Dataset rows for apps and sites
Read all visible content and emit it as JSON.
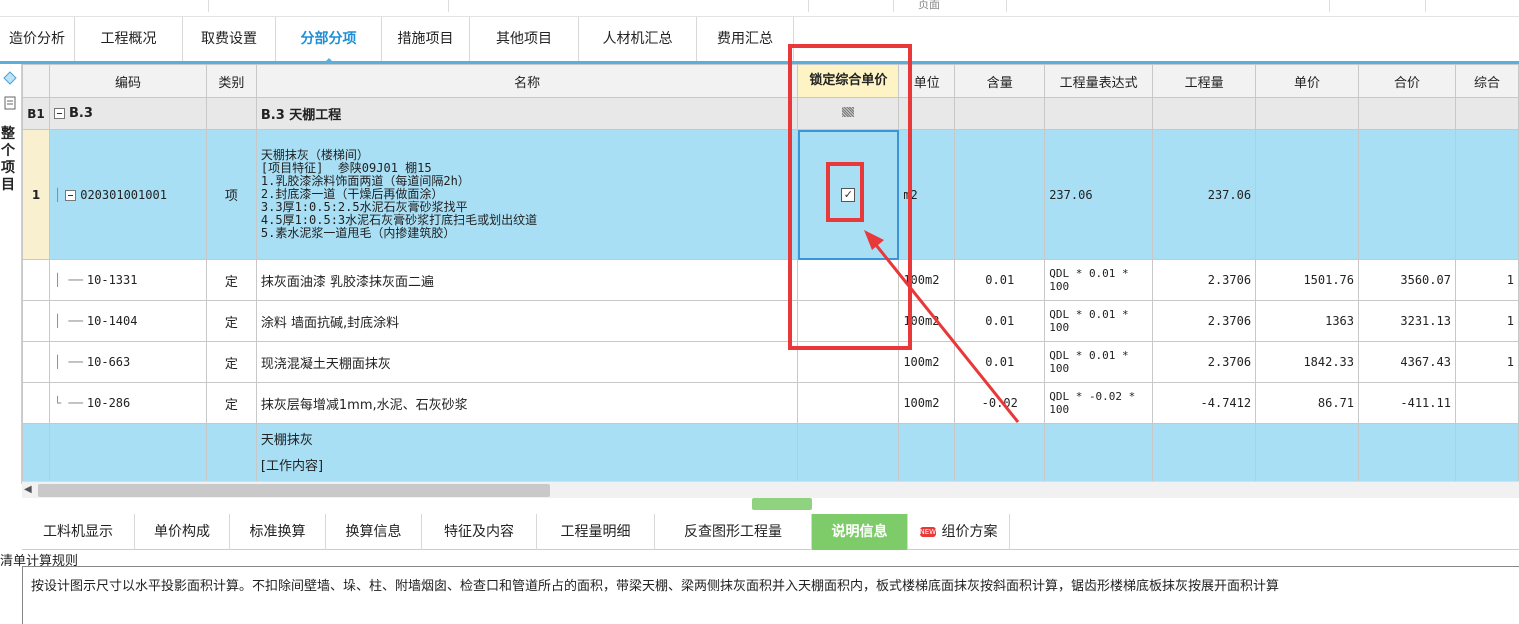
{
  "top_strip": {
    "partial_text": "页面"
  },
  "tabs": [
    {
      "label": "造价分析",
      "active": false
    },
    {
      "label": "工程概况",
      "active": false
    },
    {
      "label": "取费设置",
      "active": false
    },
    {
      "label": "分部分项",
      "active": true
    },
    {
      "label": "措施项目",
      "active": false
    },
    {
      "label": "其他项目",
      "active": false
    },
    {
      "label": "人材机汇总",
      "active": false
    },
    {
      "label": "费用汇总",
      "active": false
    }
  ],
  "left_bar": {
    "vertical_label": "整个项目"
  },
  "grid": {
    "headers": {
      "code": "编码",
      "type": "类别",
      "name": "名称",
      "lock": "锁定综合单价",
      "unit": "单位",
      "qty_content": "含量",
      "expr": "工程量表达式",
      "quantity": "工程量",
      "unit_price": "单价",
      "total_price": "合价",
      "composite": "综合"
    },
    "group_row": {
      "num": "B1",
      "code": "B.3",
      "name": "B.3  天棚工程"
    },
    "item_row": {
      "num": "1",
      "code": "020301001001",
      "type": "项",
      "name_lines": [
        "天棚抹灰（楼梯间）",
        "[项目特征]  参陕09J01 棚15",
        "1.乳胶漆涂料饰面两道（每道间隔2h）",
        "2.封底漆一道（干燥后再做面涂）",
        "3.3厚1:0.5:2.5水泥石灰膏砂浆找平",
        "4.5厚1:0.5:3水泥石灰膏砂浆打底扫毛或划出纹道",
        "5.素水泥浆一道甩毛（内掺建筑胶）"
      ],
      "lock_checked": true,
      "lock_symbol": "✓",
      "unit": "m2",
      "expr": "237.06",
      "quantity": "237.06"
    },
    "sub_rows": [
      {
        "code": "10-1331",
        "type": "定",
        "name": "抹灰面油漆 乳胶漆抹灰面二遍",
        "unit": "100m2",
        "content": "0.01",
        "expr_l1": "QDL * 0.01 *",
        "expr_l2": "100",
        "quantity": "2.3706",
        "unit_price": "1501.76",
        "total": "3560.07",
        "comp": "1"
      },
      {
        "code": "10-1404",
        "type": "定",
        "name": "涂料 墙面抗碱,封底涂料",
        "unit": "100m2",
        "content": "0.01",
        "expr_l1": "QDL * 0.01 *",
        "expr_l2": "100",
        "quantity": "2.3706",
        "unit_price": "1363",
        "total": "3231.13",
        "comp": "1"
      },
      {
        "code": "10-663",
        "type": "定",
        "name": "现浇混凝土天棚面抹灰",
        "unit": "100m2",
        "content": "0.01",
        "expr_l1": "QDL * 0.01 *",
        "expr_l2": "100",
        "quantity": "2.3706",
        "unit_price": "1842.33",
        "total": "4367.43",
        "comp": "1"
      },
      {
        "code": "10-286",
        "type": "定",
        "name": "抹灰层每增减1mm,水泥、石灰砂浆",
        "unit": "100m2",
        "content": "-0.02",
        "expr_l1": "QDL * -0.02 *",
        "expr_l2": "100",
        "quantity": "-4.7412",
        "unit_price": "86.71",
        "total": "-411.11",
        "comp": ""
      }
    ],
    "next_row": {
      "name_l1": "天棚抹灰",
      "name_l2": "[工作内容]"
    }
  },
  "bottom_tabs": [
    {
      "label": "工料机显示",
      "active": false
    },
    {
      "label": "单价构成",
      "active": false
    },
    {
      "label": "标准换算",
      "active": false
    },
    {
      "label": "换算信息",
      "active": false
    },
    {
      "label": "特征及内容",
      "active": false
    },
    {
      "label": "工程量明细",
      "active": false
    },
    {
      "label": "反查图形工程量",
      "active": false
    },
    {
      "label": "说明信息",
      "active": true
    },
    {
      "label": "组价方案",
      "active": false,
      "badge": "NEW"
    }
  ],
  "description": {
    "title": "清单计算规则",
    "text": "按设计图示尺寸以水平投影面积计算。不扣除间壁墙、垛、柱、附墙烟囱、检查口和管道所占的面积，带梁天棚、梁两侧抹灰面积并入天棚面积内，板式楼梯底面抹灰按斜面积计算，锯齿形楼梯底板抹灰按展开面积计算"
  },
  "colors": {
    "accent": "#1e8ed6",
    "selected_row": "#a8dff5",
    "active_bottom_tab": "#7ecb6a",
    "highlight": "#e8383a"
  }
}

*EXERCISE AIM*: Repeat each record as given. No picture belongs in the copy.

*OUTPUT OF THE TASK*:
Read all visible content and emit it as JSON.
{
  "top_strip": {
    "partial_text": "页面"
  },
  "tabs": [
    {
      "label": "造价分析",
      "active": false
    },
    {
      "label": "工程概况",
      "active": false
    },
    {
      "label": "取费设置",
      "active": false
    },
    {
      "label": "分部分项",
      "active": true
    },
    {
      "label": "措施项目",
      "active": false
    },
    {
      "label": "其他项目",
      "active": false
    },
    {
      "label": "人材机汇总",
      "active": false
    },
    {
      "label": "费用汇总",
      "active": false
    }
  ],
  "left_bar": {
    "vertical_label": "整个项目"
  },
  "grid": {
    "headers": {
      "code": "编码",
      "type": "类别",
      "name": "名称",
      "lock": "锁定综合单价",
      "unit": "单位",
      "qty_content": "含量",
      "expr": "工程量表达式",
      "quantity": "工程量",
      "unit_price": "单价",
      "total_price": "合价",
      "composite": "综合"
    },
    "group_row": {
      "num": "B1",
      "code": "B.3",
      "name": "B.3  天棚工程"
    },
    "item_row": {
      "num": "1",
      "code": "020301001001",
      "type": "项",
      "name_lines": [
        "天棚抹灰（楼梯间）",
        "[项目特征]  参陕09J01 棚15",
        "1.乳胶漆涂料饰面两道（每道间隔2h）",
        "2.封底漆一道（干燥后再做面涂）",
        "3.3厚1:0.5:2.5水泥石灰膏砂浆找平",
        "4.5厚1:0.5:3水泥石灰膏砂浆打底扫毛或划出纹道",
        "5.素水泥浆一道甩毛（内掺建筑胶）"
      ],
      "lock_checked": true,
      "lock_symbol": "✓",
      "unit": "m2",
      "expr": "237.06",
      "quantity": "237.06"
    },
    "sub_rows": [
      {
        "code": "10-1331",
        "type": "定",
        "name": "抹灰面油漆 乳胶漆抹灰面二遍",
        "unit": "100m2",
        "content": "0.01",
        "expr_l1": "QDL * 0.01 *",
        "expr_l2": "100",
        "quantity": "2.3706",
        "unit_price": "1501.76",
        "total": "3560.07",
        "comp": "1"
      },
      {
        "code": "10-1404",
        "type": "定",
        "name": "涂料 墙面抗碱,封底涂料",
        "unit": "100m2",
        "content": "0.01",
        "expr_l1": "QDL * 0.01 *",
        "expr_l2": "100",
        "quantity": "2.3706",
        "unit_price": "1363",
        "total": "3231.13",
        "comp": "1"
      },
      {
        "code": "10-663",
        "type": "定",
        "name": "现浇混凝土天棚面抹灰",
        "unit": "100m2",
        "content": "0.01",
        "expr_l1": "QDL * 0.01 *",
        "expr_l2": "100",
        "quantity": "2.3706",
        "unit_price": "1842.33",
        "total": "4367.43",
        "comp": "1"
      },
      {
        "code": "10-286",
        "type": "定",
        "name": "抹灰层每增减1mm,水泥、石灰砂浆",
        "unit": "100m2",
        "content": "-0.02",
        "expr_l1": "QDL * -0.02 *",
        "expr_l2": "100",
        "quantity": "-4.7412",
        "unit_price": "86.71",
        "total": "-411.11",
        "comp": ""
      }
    ],
    "next_row": {
      "name_l1": "天棚抹灰",
      "name_l2": "[工作内容]"
    }
  },
  "bottom_tabs": [
    {
      "label": "工料机显示",
      "active": false
    },
    {
      "label": "单价构成",
      "active": false
    },
    {
      "label": "标准换算",
      "active": false
    },
    {
      "label": "换算信息",
      "active": false
    },
    {
      "label": "特征及内容",
      "active": false
    },
    {
      "label": "工程量明细",
      "active": false
    },
    {
      "label": "反查图形工程量",
      "active": false
    },
    {
      "label": "说明信息",
      "active": true
    },
    {
      "label": "组价方案",
      "active": false,
      "badge": "NEW"
    }
  ],
  "description": {
    "title": "清单计算规则",
    "text": "按设计图示尺寸以水平投影面积计算。不扣除间壁墙、垛、柱、附墙烟囱、检查口和管道所占的面积，带梁天棚、梁两侧抹灰面积并入天棚面积内，板式楼梯底面抹灰按斜面积计算，锯齿形楼梯底板抹灰按展开面积计算"
  },
  "colors": {
    "accent": "#1e8ed6",
    "selected_row": "#a8dff5",
    "active_bottom_tab": "#7ecb6a",
    "highlight": "#e8383a"
  }
}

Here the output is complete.